Rick: It provides a good barrier for it. I mean, I think what has to happen here is that you and I have to take control of what’s coming into our home, because that’s certainly a less expensive alternative than a water bill that doubles and goes on and on and on.
Jim: No doubt.
Rick: There is a technology in our systems known as redox, and it provides a barrier for chromium-6 as well as arsenic, arsenic is on the radar right now.
Rick: We want to do everything that we can to provide a barrier for that and reduce the levels of this, and so that’s probably the very first step where you can take control and do it yourself. And I know you’re working on your new place, and we’re excited to see a totally property system going in there.
Jim: Yeah, no, I’m excited.
You know, you got me addicted from my other house, Rick. You got me totally addicted to the Crystal Clear Home. Wendy and I love it, but also we don’t talk much about it, but the savings, you know, so many people drinking bottled water and everything.
Bottled water has become so expensive onto itself, and you can spend a small fortune in the summertime trying to keep yourself hydrated, especially if you’re running around with your bottled water.
If you have a Crystal Clear Home water filtration system, you can fill up as many containers as you want and drink worry-free all day long and not have it cost you an arm and a leg.
Rick: Absolutely. You got to make sure you got BPA-free plastic or stainless steel.
Jim: Right, exactly.
Rick: That’s the goal, and certainly, there is portability in bottled waters, but with our climate and the temperatures, you know, as things get warmer and especially if you’ve got a bottle of water in your car…
Jim: Oh, forget about it.
Rick: You take a sip, and you get a nice healthy dose of plastic, you just throw it away.
Jim: Yeah, really spit it out, you know, it tastes like horse you know what.
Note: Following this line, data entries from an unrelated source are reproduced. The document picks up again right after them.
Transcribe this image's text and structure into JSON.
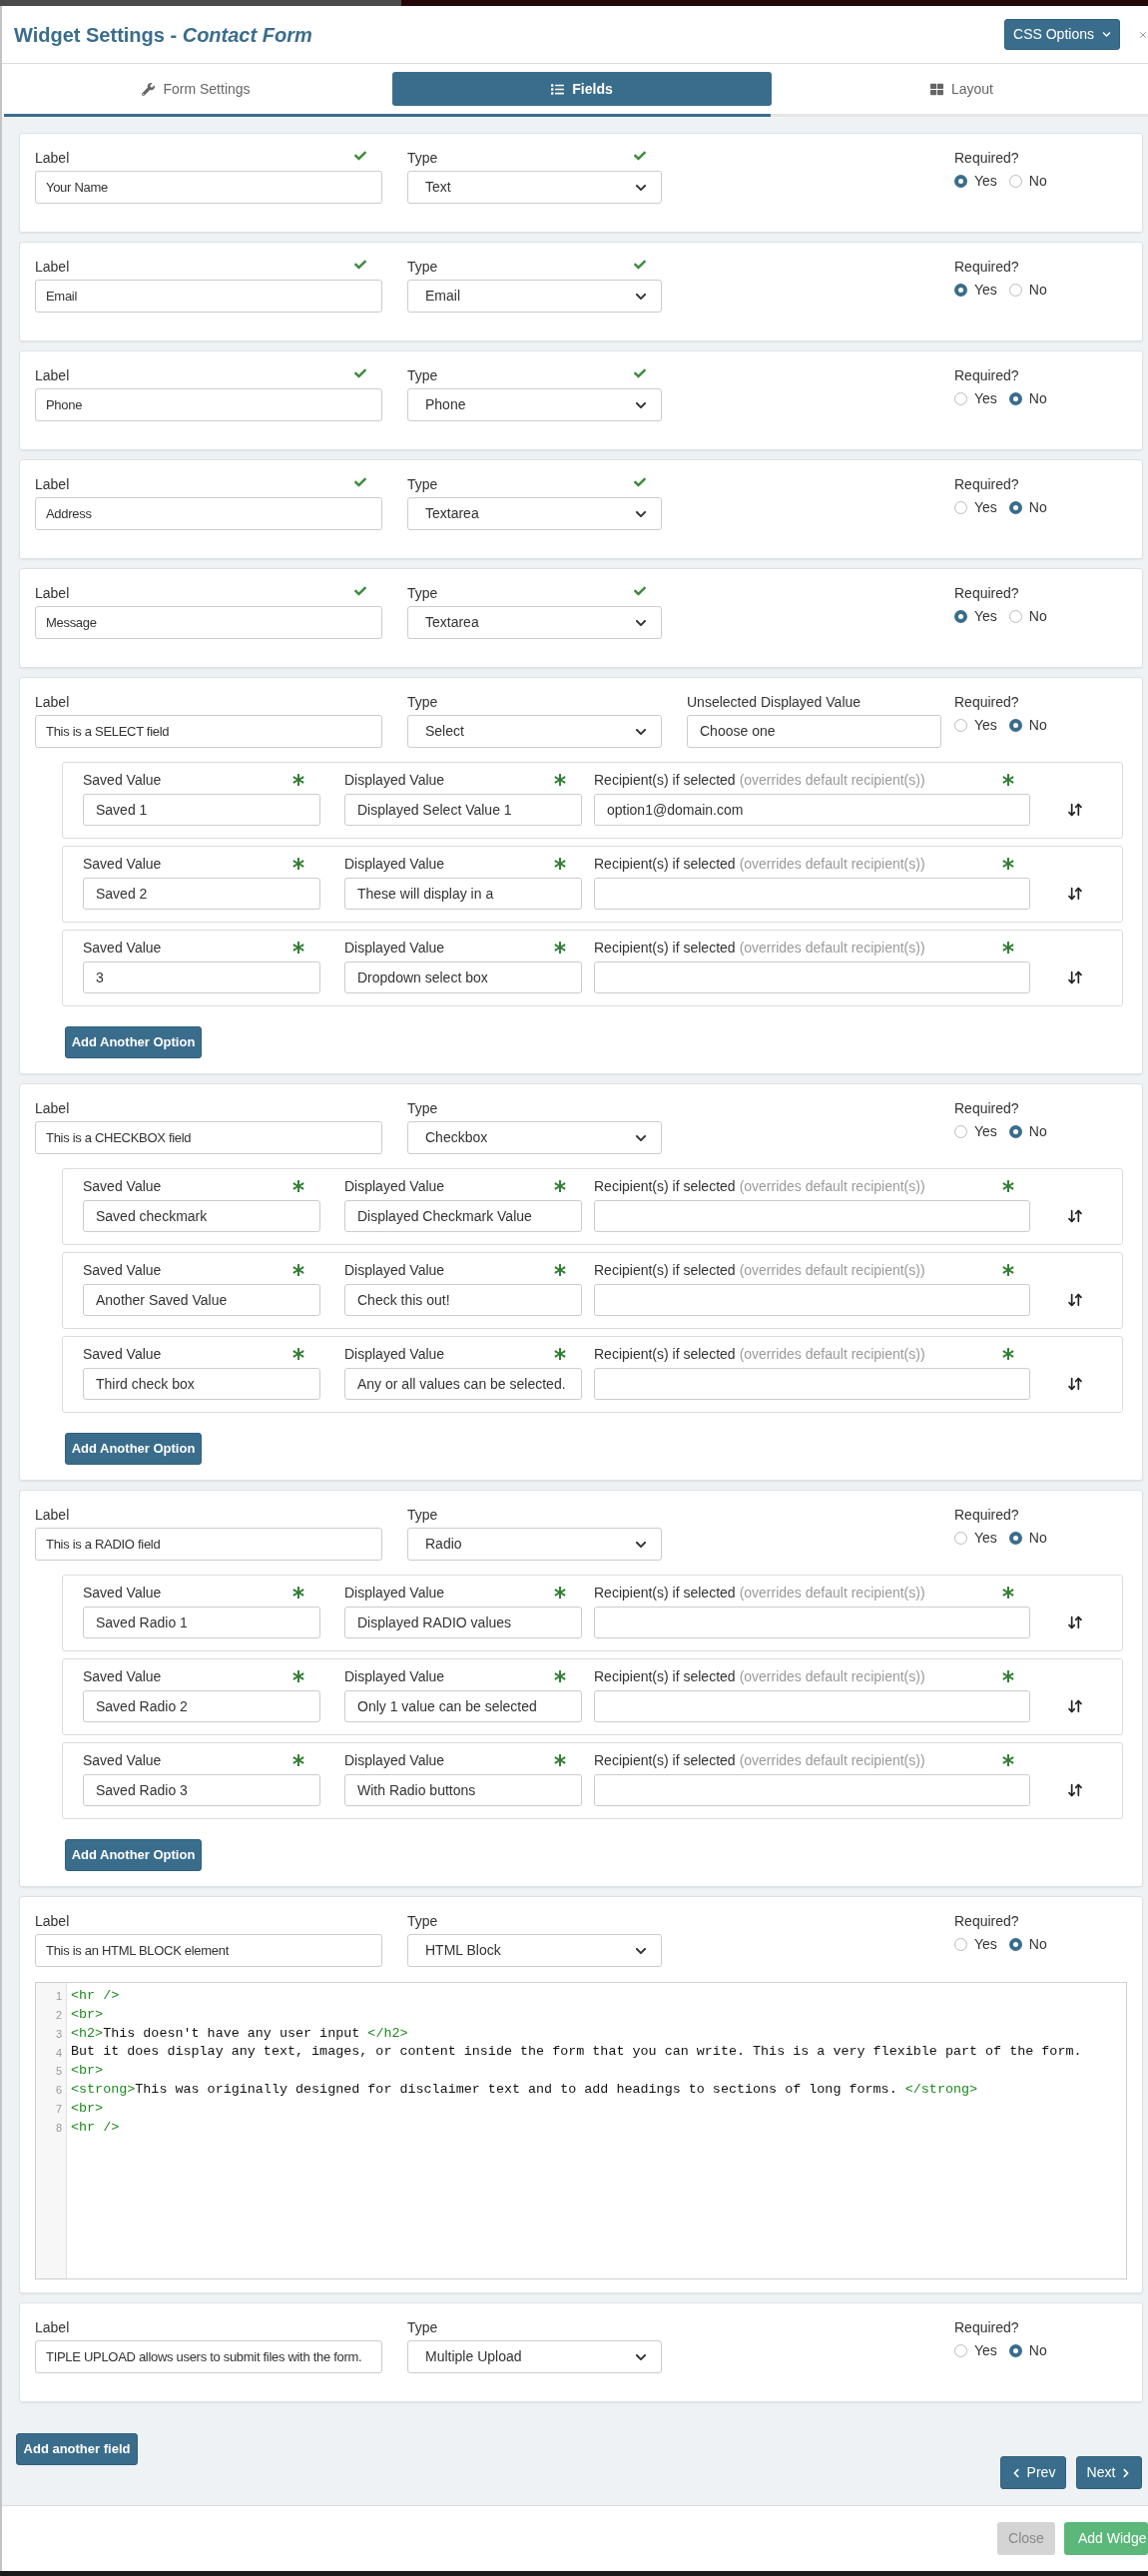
{
  "header": {
    "title": "Widget Settings - *Contact Form*",
    "css_button": "CSS Options"
  },
  "tabs": [
    {
      "label": "Form Settings",
      "selected": false
    },
    {
      "label": "Fields",
      "selected": true
    },
    {
      "label": "Layout",
      "selected": false
    }
  ],
  "progress": {
    "level": 0.67
  },
  "fields": [
    {
      "label": {
        "caption": "Label",
        "value": "Your Name"
      },
      "type": {
        "caption": "Type",
        "value": "Text"
      },
      "validated": true,
      "required": {
        "caption": "Required?",
        "options": [
          {
            "label": "Yes",
            "selected": true
          },
          {
            "label": "No",
            "selected": false
          }
        ]
      }
    },
    {
      "label": {
        "caption": "Label",
        "value": "Email"
      },
      "type": {
        "caption": "Type",
        "value": "Email"
      },
      "validated": true,
      "required": {
        "caption": "Required?",
        "options": [
          {
            "label": "Yes",
            "selected": true
          },
          {
            "label": "No",
            "selected": false
          }
        ]
      }
    },
    {
      "label": {
        "caption": "Label",
        "value": "Phone"
      },
      "type": {
        "caption": "Type",
        "value": "Phone"
      },
      "validated": true,
      "required": {
        "caption": "Required?",
        "options": [
          {
            "label": "Yes",
            "selected": false
          },
          {
            "label": "No",
            "selected": true
          }
        ]
      }
    },
    {
      "label": {
        "caption": "Label",
        "value": "Address"
      },
      "type": {
        "caption": "Type",
        "value": "Textarea"
      },
      "validated": true,
      "required": {
        "caption": "Required?",
        "options": [
          {
            "label": "Yes",
            "selected": false
          },
          {
            "label": "No",
            "selected": true
          }
        ]
      }
    },
    {
      "label": {
        "caption": "Label",
        "value": "Message"
      },
      "type": {
        "caption": "Type",
        "value": "Textarea"
      },
      "validated": true,
      "required": {
        "caption": "Required?",
        "options": [
          {
            "label": "Yes",
            "selected": true
          },
          {
            "label": "No",
            "selected": false
          }
        ]
      }
    },
    {
      "label": {
        "caption": "Label",
        "value": "This is a SELECT field"
      },
      "type": {
        "caption": "Type",
        "value": "Select"
      },
      "validated": false,
      "unselected": {
        "caption": "Unselected Displayed Value",
        "value": "Choose one"
      },
      "required": {
        "caption": "Required?",
        "options": [
          {
            "label": "Yes",
            "selected": false
          },
          {
            "label": "No",
            "selected": true
          }
        ]
      },
      "options": [
        {
          "saved": {
            "caption": "Saved Value",
            "value": "Saved 1"
          },
          "displayed": {
            "caption": "Displayed Value",
            "value": "Displayed Select Value 1"
          },
          "recipient": {
            "caption": "Recipient(s) if selected",
            "note": "(overrides default recipient(s))",
            "value": "option1@domain.com"
          }
        },
        {
          "saved": {
            "caption": "Saved Value",
            "value": "Saved 2"
          },
          "displayed": {
            "caption": "Displayed Value",
            "value": "These will display in a"
          },
          "recipient": {
            "caption": "Recipient(s) if selected",
            "note": "(overrides default recipient(s))"
          }
        },
        {
          "saved": {
            "caption": "Saved Value",
            "value": "3"
          },
          "displayed": {
            "caption": "Displayed Value",
            "value": "Dropdown select box"
          },
          "recipient": {
            "caption": "Recipient(s) if selected",
            "note": "(overrides default recipient(s))"
          }
        }
      ],
      "add_option_button": "Add Another Option"
    },
    {
      "label": {
        "caption": "Label",
        "value": "This is a CHECKBOX field"
      },
      "type": {
        "caption": "Type",
        "value": "Checkbox"
      },
      "validated": false,
      "required": {
        "caption": "Required?",
        "options": [
          {
            "label": "Yes",
            "selected": false
          },
          {
            "label": "No",
            "selected": true
          }
        ]
      },
      "options": [
        {
          "saved": {
            "caption": "Saved Value",
            "value": "Saved checkmark"
          },
          "displayed": {
            "caption": "Displayed Value",
            "value": "Displayed Checkmark Value"
          },
          "recipient": {
            "caption": "Recipient(s) if selected",
            "note": "(overrides default recipient(s))"
          }
        },
        {
          "saved": {
            "caption": "Saved Value",
            "value": "Another Saved Value"
          },
          "displayed": {
            "caption": "Displayed Value",
            "value": "Check this out!"
          },
          "recipient": {
            "caption": "Recipient(s) if selected",
            "note": "(overrides default recipient(s))"
          }
        },
        {
          "saved": {
            "caption": "Saved Value",
            "value": "Third check box"
          },
          "displayed": {
            "caption": "Displayed Value",
            "value": "Any or all values can be selected."
          },
          "recipient": {
            "caption": "Recipient(s) if selected",
            "note": "(overrides default recipient(s))"
          }
        }
      ],
      "add_option_button": "Add Another Option"
    },
    {
      "label": {
        "caption": "Label",
        "value": "This is a RADIO field"
      },
      "type": {
        "caption": "Type",
        "value": "Radio"
      },
      "validated": false,
      "required": {
        "caption": "Required?",
        "options": [
          {
            "label": "Yes",
            "selected": false
          },
          {
            "label": "No",
            "selected": true
          }
        ]
      },
      "options": [
        {
          "saved": {
            "caption": "Saved Value",
            "value": "Saved Radio 1"
          },
          "displayed": {
            "caption": "Displayed Value",
            "value": "Displayed RADIO values"
          },
          "recipient": {
            "caption": "Recipient(s) if selected",
            "note": "(overrides default recipient(s))"
          }
        },
        {
          "saved": {
            "caption": "Saved Value",
            "value": "Saved Radio 2"
          },
          "displayed": {
            "caption": "Displayed Value",
            "value": "Only 1 value can be selected"
          },
          "recipient": {
            "caption": "Recipient(s) if selected",
            "note": "(overrides default recipient(s))"
          }
        },
        {
          "saved": {
            "caption": "Saved Value",
            "value": "Saved Radio 3"
          },
          "displayed": {
            "caption": "Displayed Value",
            "value": "With Radio buttons"
          },
          "recipient": {
            "caption": "Recipient(s) if selected",
            "note": "(overrides default recipient(s))"
          }
        }
      ],
      "add_option_button": "Add Another Option"
    },
    {
      "label": {
        "caption": "Label",
        "value": "This is an HTML BLOCK element"
      },
      "type": {
        "caption": "Type",
        "value": "HTML Block"
      },
      "validated": false,
      "required": {
        "caption": "Required?",
        "options": [
          {
            "label": "Yes",
            "selected": false
          },
          {
            "label": "No",
            "selected": true
          }
        ]
      },
      "code": [
        {
          "number": "1",
          "tokens": [
            {
              "kind": "tag",
              "text": "<hr />"
            }
          ]
        },
        {
          "number": "2",
          "tokens": [
            {
              "kind": "tag",
              "text": "<br>"
            }
          ]
        },
        {
          "number": "3",
          "tokens": [
            {
              "kind": "tag",
              "text": "<h2>"
            },
            {
              "kind": "text",
              "text": "This doesn't have any user input "
            },
            {
              "kind": "tag",
              "text": "</h2>"
            }
          ]
        },
        {
          "number": "4",
          "tokens": [
            {
              "kind": "text",
              "text": "But it does display any text, images, or content inside the form that you can write. This is a very flexible part of the form."
            }
          ]
        },
        {
          "number": "5",
          "tokens": [
            {
              "kind": "tag",
              "text": "<br>"
            }
          ]
        },
        {
          "number": "6",
          "tokens": [
            {
              "kind": "tag",
              "text": "<strong>"
            },
            {
              "kind": "text",
              "text": "This was originally designed for disclaimer text and to add headings to sections of long forms. "
            },
            {
              "kind": "tag",
              "text": "</strong>"
            }
          ]
        },
        {
          "number": "7",
          "tokens": [
            {
              "kind": "tag",
              "text": "<br>"
            }
          ]
        },
        {
          "number": "8",
          "tokens": [
            {
              "kind": "tag",
              "text": "<hr />"
            }
          ]
        }
      ]
    },
    {
      "label": {
        "caption": "Label",
        "value": "TIPLE UPLOAD allows users to submit files with the form."
      },
      "type": {
        "caption": "Type",
        "value": "Multiple Upload"
      },
      "validated": false,
      "required": {
        "caption": "Required?",
        "options": [
          {
            "label": "Yes",
            "selected": false
          },
          {
            "label": "No",
            "selected": true
          }
        ]
      }
    }
  ],
  "add_field_button": "Add another field",
  "nav_buttons": [
    {
      "label": "Prev",
      "kind": "prev"
    },
    {
      "label": "Next",
      "kind": "next"
    }
  ],
  "footer_buttons": [
    {
      "label": "Close",
      "kind": "secondary"
    },
    {
      "label": "Add Widge",
      "kind": "success"
    }
  ]
}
So, Rick Allen, this is all great information. You’ve been in this game a long time, and it is much deeper than any of us have any idea.
And I thank you for shining the light on the chromium-6 situation.
You will be periodically…we’re gonna every week try to wrap it down and update people on the progress of what’s going on with these water districts and the purity of our water, and how people can eliminate all these worries by getting their own Crystal Clear Home water filtration system.
We encourage everyone to go online, crystalclearhome.com or call 346-4850, and you’re accessible, right, Rick?
Rick: I am.
Jim: If they call that number, and they say, “I’d like to talk directly to Rick, because he’s the guy that really knows about this water and knows the history of what’s going on.” You are such an expert. Call Rick Allen.
If you want to speak directly with him, he can answer any of your questions, he can explain how this technology works.
It’s so simple. They make a simple installation, and no maintenance.
You come out and check it like every five years or whatever, and I encourage everyone now. You know, this is the time of year where people start taking care of themselves and paying a little extra time. They have a little bit more time on their hands possibly with the summer time.
Take advantage of exploring the possibility of you getting this, and it will save you money in the long run, and it will really help your health big time. 346-4850 or online at crystalclearhome.com. Rick Allen, always a pleasure, and we will wrap it down once again next week, Rick.
Rick: That sounds great, I totally appreciate the time Fitz, and you have a great day.
Jim: Thank you so much for all your support for through the years, and we’re proud to be partnering with you, and always spreading the word, and telling people about Crystal Clear Home and how they can get their own total property water filtration system. All right Rick, stay cool, baby.
Rick: All right, Fitz, thank you very much.